I’ve been hankering to try Brendan Collins’ food at his passion pit Waterloo & City ever since sampling the menu at Larry’s by the Sea in Venice, which he created. Larry’s is the single elevated place to get tasty food on the boardwalk and Collins helped in creating offerings there such as flat bread pizzas, quick yet savory arancini balls and sophisticated bites of pork belly amongst a culinary beachside scene that typically fancies greasy pizzas, below average tapas with beer and overcooked burgers. So when the Cute Gardener told me that Collins’ real restaurant resided in Culver City and coined itself a traditional British gastropub, it was added to my must-try list.
A year later and I’ve finally been anointed by Collins’ special brand of bowler hat wearing, sumptuous food cooking that I could easily revisit time and again. Everything about the restaurant is comforting – not in a grandmotherly sense but more of a jovial “meet me and the boys at the end of the work day for some great grub” kind of way.
Named for the London underground railway line Collins traversed in his youth, the restaurant does bustle with the constant ebb and flow of boisterous guests enjoying some delicious food and drink together. The super casual yet simultaneously modern ambiance is accented by English meadow graphic wallpaper in cool gray monotones and the feeling like you could have stumbled in literally off the beaten track from some roving European countryside to order up your Shepherd’s and pot pies.
This focus and determination comes flying through in entirely original creative dishes that pop out of the menu beyond the expected gourmet-tinged pub fare. First off, I am a sucker for high-end charcuterie. Never have I seen such an array in one place from smoked salmon, fried egg, and gribiche sauce terrines to duck rillettes with orange jelly and toasted country bread to duck and walnut pate with orange-apricot marmalade. I almost ordered the rabbit and pistachio terrine until I heard the waiter’s mouth drop the special lamb terrine bomb on me. The exquisite little square, hemmed in by a ribbon of carrot and featuring raw and tender chunks of my favorite meat, completely tickled my fancy.

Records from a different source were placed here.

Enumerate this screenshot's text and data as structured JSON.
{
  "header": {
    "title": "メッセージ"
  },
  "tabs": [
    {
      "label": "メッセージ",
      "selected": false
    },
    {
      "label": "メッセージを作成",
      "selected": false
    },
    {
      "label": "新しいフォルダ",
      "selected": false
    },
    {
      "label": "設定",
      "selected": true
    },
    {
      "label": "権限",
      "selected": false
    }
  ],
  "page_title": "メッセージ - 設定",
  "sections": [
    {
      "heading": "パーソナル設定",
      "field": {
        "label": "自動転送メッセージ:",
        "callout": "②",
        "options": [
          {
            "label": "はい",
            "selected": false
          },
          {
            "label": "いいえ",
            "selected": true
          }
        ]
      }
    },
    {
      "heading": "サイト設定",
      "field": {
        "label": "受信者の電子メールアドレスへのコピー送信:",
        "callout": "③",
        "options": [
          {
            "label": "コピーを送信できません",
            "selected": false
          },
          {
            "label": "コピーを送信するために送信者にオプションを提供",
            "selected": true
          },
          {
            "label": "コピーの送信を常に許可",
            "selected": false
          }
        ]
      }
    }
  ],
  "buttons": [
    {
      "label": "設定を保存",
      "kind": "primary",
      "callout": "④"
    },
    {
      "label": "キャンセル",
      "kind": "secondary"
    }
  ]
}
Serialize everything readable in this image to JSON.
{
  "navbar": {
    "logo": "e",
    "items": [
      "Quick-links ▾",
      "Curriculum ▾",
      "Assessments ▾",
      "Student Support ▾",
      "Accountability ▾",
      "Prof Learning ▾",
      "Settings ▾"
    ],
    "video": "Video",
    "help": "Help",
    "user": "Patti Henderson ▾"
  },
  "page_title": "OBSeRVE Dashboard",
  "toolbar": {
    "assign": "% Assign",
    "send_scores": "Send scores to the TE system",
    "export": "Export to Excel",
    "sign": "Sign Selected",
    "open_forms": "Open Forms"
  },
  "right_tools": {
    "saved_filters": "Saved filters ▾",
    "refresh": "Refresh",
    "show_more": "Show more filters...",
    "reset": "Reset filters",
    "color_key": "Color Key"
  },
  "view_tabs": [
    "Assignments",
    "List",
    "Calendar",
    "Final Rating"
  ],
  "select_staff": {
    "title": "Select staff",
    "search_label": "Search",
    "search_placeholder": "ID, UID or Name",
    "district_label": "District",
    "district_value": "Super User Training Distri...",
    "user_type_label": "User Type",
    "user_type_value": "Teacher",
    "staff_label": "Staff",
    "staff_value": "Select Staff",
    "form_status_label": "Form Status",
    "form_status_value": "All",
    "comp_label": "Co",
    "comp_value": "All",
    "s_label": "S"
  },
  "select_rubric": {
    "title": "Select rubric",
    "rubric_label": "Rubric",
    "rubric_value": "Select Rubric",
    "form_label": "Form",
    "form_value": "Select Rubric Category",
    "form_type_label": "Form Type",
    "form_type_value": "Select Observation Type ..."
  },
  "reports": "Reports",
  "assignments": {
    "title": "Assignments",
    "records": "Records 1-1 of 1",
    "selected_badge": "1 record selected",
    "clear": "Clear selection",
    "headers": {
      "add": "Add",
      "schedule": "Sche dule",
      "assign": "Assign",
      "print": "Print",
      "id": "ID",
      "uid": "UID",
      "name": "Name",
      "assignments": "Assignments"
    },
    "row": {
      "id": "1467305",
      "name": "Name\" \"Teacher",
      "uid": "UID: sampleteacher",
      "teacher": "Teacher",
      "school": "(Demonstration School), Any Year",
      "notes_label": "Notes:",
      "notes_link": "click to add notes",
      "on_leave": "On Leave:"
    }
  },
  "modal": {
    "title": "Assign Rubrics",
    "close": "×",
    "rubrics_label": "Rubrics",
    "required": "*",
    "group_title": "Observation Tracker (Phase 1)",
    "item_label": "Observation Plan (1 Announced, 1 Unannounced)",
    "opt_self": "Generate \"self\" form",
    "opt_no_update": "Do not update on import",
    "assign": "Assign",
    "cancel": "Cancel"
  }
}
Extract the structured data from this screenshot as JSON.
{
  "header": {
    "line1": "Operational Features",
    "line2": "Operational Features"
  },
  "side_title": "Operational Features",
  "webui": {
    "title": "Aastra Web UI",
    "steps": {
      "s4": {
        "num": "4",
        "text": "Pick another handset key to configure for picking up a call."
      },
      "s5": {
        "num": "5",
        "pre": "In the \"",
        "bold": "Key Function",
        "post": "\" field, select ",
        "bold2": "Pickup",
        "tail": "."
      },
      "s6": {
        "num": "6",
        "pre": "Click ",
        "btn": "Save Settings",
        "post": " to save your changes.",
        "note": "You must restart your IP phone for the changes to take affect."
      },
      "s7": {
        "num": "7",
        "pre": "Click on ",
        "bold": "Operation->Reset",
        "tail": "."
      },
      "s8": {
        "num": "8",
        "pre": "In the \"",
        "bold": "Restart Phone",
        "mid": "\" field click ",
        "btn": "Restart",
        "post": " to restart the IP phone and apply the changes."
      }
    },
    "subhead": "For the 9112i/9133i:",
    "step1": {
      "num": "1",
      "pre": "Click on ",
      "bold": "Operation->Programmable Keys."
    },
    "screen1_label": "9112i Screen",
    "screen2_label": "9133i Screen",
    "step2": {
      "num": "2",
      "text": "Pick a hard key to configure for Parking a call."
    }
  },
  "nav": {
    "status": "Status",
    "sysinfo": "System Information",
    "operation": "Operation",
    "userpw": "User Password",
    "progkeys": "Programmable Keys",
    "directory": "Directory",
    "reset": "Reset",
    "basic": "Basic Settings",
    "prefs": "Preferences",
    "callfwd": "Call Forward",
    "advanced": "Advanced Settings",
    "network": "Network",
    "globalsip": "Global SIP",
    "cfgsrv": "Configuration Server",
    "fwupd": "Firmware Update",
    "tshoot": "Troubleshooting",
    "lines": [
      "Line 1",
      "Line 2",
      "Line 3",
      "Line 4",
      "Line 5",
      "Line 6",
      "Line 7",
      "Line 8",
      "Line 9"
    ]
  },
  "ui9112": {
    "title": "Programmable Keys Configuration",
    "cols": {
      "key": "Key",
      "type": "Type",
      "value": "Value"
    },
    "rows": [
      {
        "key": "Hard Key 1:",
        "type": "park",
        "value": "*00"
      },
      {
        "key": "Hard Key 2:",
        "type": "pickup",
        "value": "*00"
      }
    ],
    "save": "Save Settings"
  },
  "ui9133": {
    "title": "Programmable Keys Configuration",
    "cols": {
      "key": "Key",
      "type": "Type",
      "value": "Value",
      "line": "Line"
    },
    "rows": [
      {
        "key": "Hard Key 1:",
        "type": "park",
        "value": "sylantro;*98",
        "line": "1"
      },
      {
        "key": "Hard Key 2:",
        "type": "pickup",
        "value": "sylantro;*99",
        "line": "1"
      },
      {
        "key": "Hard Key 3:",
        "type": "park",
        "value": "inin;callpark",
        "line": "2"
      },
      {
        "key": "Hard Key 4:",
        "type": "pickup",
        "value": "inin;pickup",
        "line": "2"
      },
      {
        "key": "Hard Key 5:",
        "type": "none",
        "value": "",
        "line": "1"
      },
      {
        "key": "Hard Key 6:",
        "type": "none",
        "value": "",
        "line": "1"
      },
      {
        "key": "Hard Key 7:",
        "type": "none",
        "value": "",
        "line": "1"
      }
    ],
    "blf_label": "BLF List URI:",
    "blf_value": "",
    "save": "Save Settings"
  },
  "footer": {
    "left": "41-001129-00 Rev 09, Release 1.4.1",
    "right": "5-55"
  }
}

If that weren’t enough, our entrees were over the top decadent as well, particularly another special of the night boasting a homemade pappardelle with chunks of garlic-swimming escargot, tufts of bone marrow and swaths of prosciutto.
My dinner came with three massive seared king scallops atop a sweet pile of corn succotash and tortellini also stuffed with creamy cheese and corn. Perhaps to some it was a completely indulgent, semi-verging on the ridiculous gluttonous dish of corn, but I hardly could raise an objection when each bite had me smiling and cooing for more.
I realized that I have absolutely no problem diving into the deep end of sinful, pleasurable eating when it comes wrapped in wholesome concoctions made by a chef with such flair.